**What to do:** Look through the listing below and give the number of lines that hold "Видимая". Say nothing more.

[Dataset Boundary: Start]

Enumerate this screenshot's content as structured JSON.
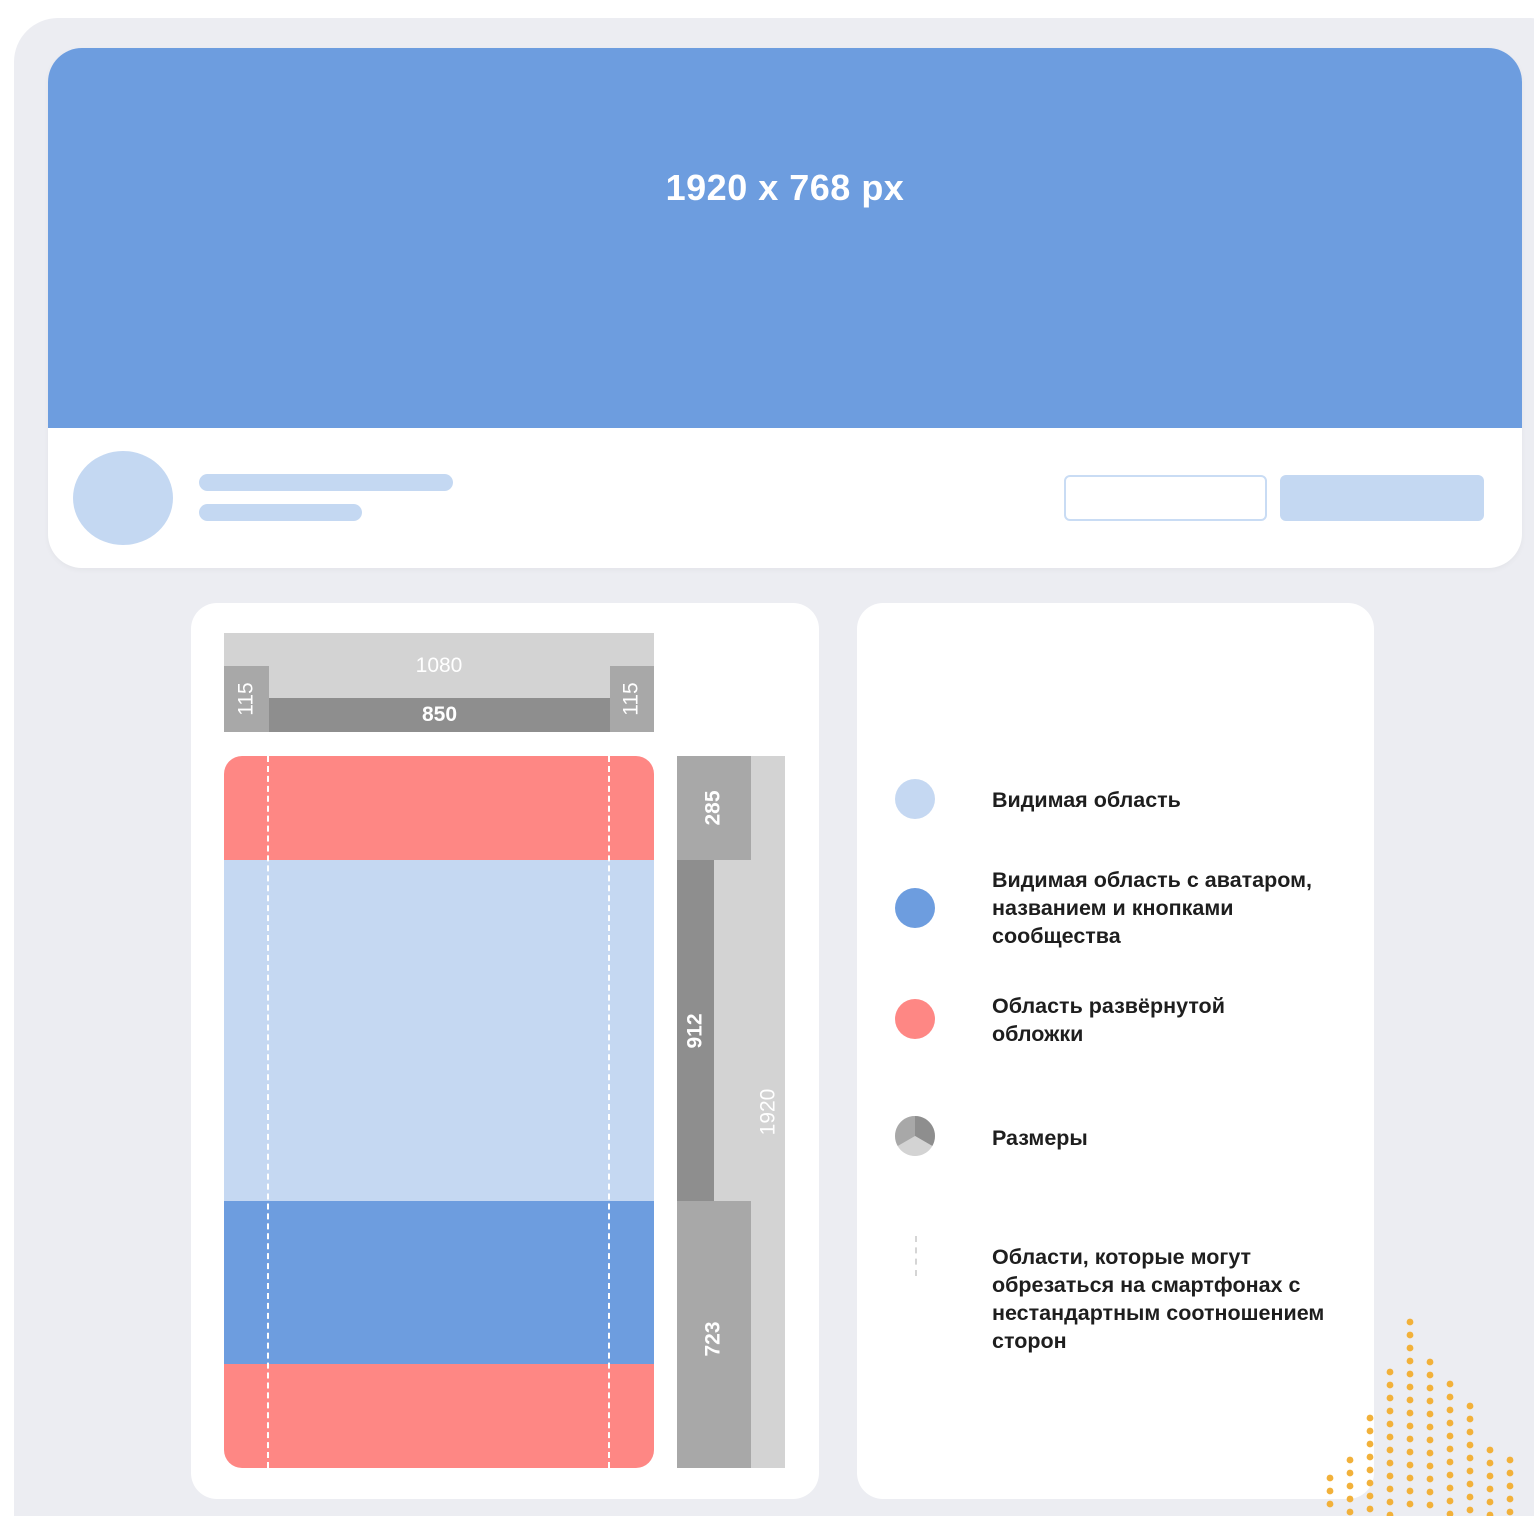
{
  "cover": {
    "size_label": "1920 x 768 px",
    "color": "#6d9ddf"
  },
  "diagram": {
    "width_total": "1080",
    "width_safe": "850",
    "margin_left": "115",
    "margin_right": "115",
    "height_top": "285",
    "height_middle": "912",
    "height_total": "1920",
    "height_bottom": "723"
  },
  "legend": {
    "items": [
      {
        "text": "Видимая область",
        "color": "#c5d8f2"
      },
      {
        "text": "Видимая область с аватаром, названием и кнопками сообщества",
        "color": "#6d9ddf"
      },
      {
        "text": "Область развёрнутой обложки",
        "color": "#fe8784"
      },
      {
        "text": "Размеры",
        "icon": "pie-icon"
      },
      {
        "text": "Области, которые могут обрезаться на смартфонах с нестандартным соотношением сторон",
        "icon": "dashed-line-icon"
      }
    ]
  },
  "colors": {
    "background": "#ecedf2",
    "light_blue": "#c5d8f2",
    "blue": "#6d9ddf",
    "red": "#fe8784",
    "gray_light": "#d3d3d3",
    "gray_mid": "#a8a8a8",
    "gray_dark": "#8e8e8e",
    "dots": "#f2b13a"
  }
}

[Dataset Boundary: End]
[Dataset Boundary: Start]

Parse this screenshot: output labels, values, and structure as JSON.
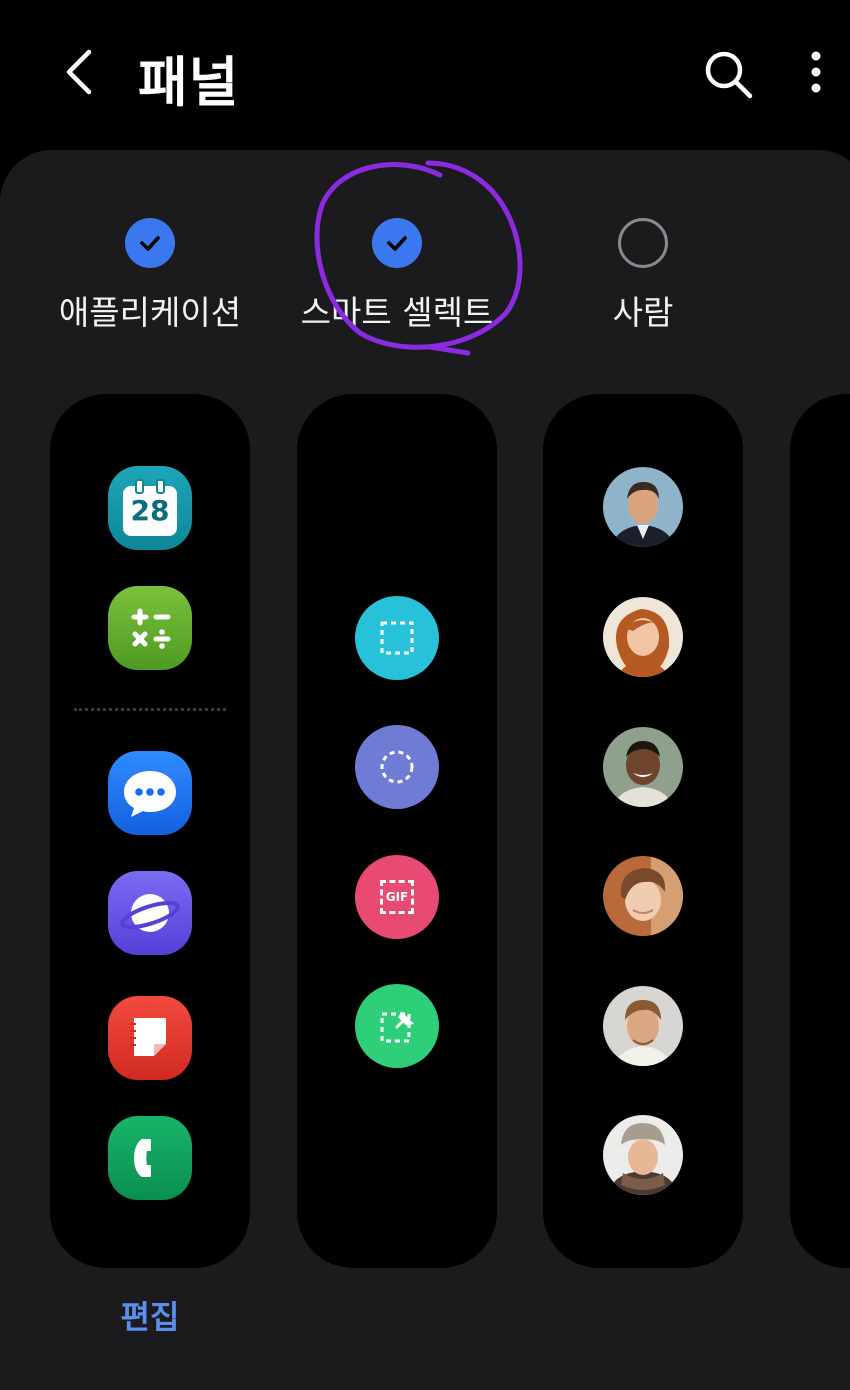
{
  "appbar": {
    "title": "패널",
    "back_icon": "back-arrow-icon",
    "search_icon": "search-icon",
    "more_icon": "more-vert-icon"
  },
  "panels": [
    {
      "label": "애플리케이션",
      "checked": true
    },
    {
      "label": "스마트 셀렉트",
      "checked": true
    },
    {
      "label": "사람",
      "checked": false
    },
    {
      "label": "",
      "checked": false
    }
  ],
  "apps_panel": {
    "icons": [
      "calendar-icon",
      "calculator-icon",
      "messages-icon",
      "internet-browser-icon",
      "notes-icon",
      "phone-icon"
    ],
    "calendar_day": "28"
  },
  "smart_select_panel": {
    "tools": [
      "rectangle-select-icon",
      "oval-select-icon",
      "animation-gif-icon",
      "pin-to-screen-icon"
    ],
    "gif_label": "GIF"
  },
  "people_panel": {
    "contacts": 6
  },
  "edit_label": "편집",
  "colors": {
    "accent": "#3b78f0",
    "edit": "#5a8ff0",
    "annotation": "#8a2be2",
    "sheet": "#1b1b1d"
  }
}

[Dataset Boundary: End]

**Finished task:** 2